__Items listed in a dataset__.

○ ○ ○

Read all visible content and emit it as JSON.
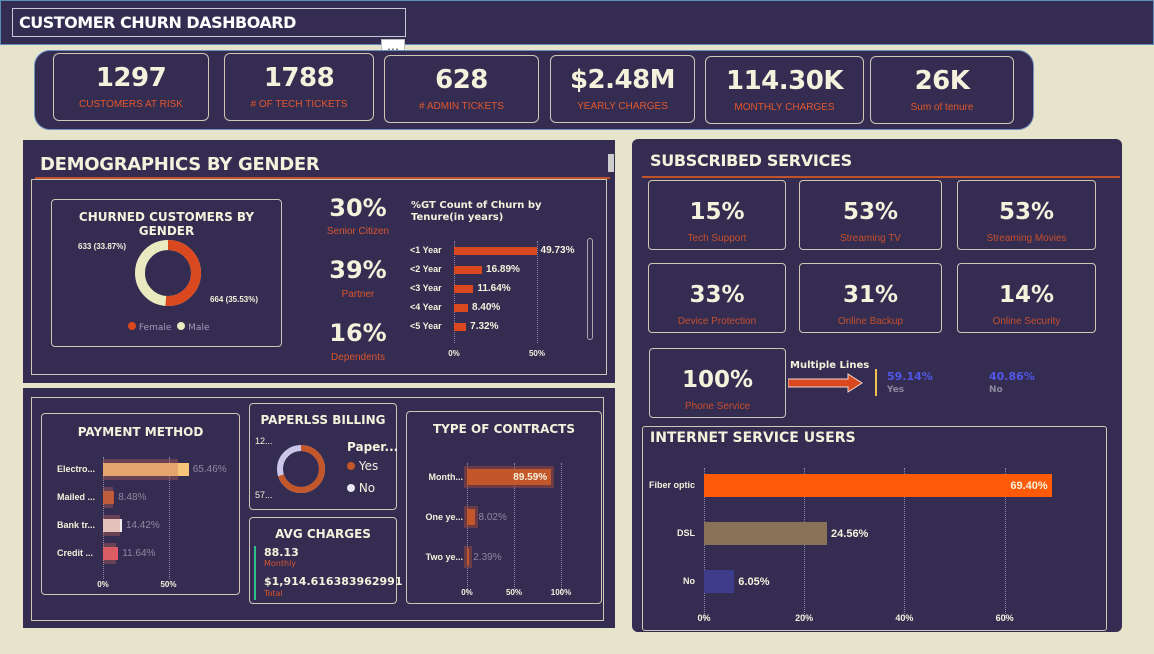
{
  "title": "CUSTOMER CHURN DASHBOARD",
  "more_menu": "⋯",
  "kpis": [
    {
      "value": "1297",
      "label": "CUSTOMERS AT RISK"
    },
    {
      "value": "1788",
      "label": "# OF TECH TICKETS"
    },
    {
      "value": "628",
      "label": "# ADMIN TICKETS"
    },
    {
      "value": "$2.48M",
      "label": "YEARLY CHARGES"
    },
    {
      "value": "114.30K",
      "label": "MONTHLY CHARGES"
    },
    {
      "value": "26K",
      "label": "Sum of tenure"
    }
  ],
  "demographics": {
    "title": "DEMOGRAPHICS BY GENDER",
    "gender_card": {
      "title": "CHURNED CUSTOMERS BY GENDER",
      "male_label": "633 (33.87%)",
      "female_label": "664 (35.53%)",
      "female_share": 0.512,
      "legend": [
        "Female",
        "Male"
      ]
    },
    "stats": [
      {
        "value": "30%",
        "label": "Senior Citizen"
      },
      {
        "value": "39%",
        "label": "Partner"
      },
      {
        "value": "16%",
        "label": "Dependents"
      }
    ],
    "tenure_chart": {
      "title": "%GT Count of Churn by Tenure(in years)",
      "categories": [
        "<1 Year",
        "<2 Year",
        "<3 Year",
        "<4 Year",
        "<5 Year"
      ],
      "labels": [
        "49.73%",
        "16.89%",
        "11.64%",
        "8.40%",
        "7.32%"
      ],
      "axis": [
        "0%",
        "50%"
      ]
    }
  },
  "payment": {
    "title": "PAYMENT METHOD",
    "categories": [
      "Electro...",
      "Mailed ...",
      "Bank tr...",
      "Credit ..."
    ],
    "labels": [
      "65.46%",
      "8.48%",
      "14.42%",
      "11.64%"
    ],
    "axis": [
      "0%",
      "50%"
    ]
  },
  "paperless": {
    "title": "PAPERLSS BILLING",
    "top_label": "12...",
    "bottom_label": "57...",
    "legend_title": "Paper...",
    "legend": [
      "Yes",
      "No"
    ]
  },
  "avg_charges": {
    "title": "AVG CHARGES",
    "monthly_value": "88.13",
    "monthly_label": "Monthly",
    "total_value": "$1,914.616383962991",
    "total_label": "Total"
  },
  "contracts": {
    "title": "TYPE OF CONTRACTS",
    "categories": [
      "Month...",
      "One ye...",
      "Two ye..."
    ],
    "labels": [
      "89.59%",
      "8.02%",
      "2.39%"
    ],
    "axis": [
      "0%",
      "50%",
      "100%"
    ]
  },
  "services": {
    "title": "SUBSCRIBED SERVICES",
    "cards": [
      {
        "value": "15%",
        "label": "Tech Support"
      },
      {
        "value": "53%",
        "label": "Streaming TV"
      },
      {
        "value": "53%",
        "label": "Streaming Movies"
      },
      {
        "value": "33%",
        "label": "Device Protection"
      },
      {
        "value": "31%",
        "label": "Online Backup"
      },
      {
        "value": "14%",
        "label": "Online Security"
      }
    ],
    "phone": {
      "value": "100%",
      "label": "Phone Service"
    },
    "multiple_lines": {
      "title": "Multiple Lines",
      "yes_value": "59.14%",
      "yes_label": "Yes",
      "no_value": "40.86%",
      "no_label": "No"
    }
  },
  "internet": {
    "title": "INTERNET SERVICE USERS",
    "categories": [
      "Fiber optic",
      "DSL",
      "No"
    ],
    "labels": [
      "69.40%",
      "24.56%",
      "6.05%"
    ],
    "axis": [
      "0%",
      "20%",
      "40%",
      "60%"
    ]
  },
  "chart_data": [
    {
      "type": "bar",
      "title": "%GT Count of Churn by Tenure(in years)",
      "categories": [
        "<1 Year",
        "<2 Year",
        "<3 Year",
        "<4 Year",
        "<5 Year"
      ],
      "values": [
        49.73,
        16.89,
        11.64,
        8.4,
        7.32
      ],
      "xlim": [
        0,
        60
      ]
    },
    {
      "type": "pie",
      "title": "CHURNED CUSTOMERS BY GENDER",
      "categories": [
        "Female",
        "Male"
      ],
      "values": [
        664,
        633
      ]
    },
    {
      "type": "bar",
      "title": "PAYMENT METHOD",
      "categories": [
        "Electro...",
        "Mailed ...",
        "Bank tr...",
        "Credit ..."
      ],
      "values": [
        65.46,
        8.48,
        14.42,
        11.64
      ],
      "xlim": [
        0,
        100
      ]
    },
    {
      "type": "pie",
      "title": "PAPERLSS BILLING",
      "categories": [
        "Yes",
        "No"
      ],
      "values": [
        70,
        30
      ]
    },
    {
      "type": "bar",
      "title": "TYPE OF CONTRACTS",
      "categories": [
        "Month...",
        "One ye...",
        "Two ye..."
      ],
      "values": [
        89.59,
        8.02,
        2.39
      ],
      "xlim": [
        0,
        100
      ]
    },
    {
      "type": "bar",
      "title": "INTERNET SERVICE USERS",
      "categories": [
        "Fiber optic",
        "DSL",
        "No"
      ],
      "values": [
        69.4,
        24.56,
        6.05
      ],
      "xlim": [
        0,
        80
      ]
    }
  ],
  "colors": {
    "bg": "#e7e4cc",
    "panel": "#352c52",
    "accent": "#e2572b",
    "fiber": "#ff5a0a",
    "dsl": "#8a7257",
    "no": "#3d3d8c",
    "gold": "#f5c57a"
  }
}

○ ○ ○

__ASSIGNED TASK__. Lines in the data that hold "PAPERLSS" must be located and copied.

__RESPONSE BELOW__.
    "title": "PAPERLSS BILLING",
      "title": "PAPERLSS BILLING",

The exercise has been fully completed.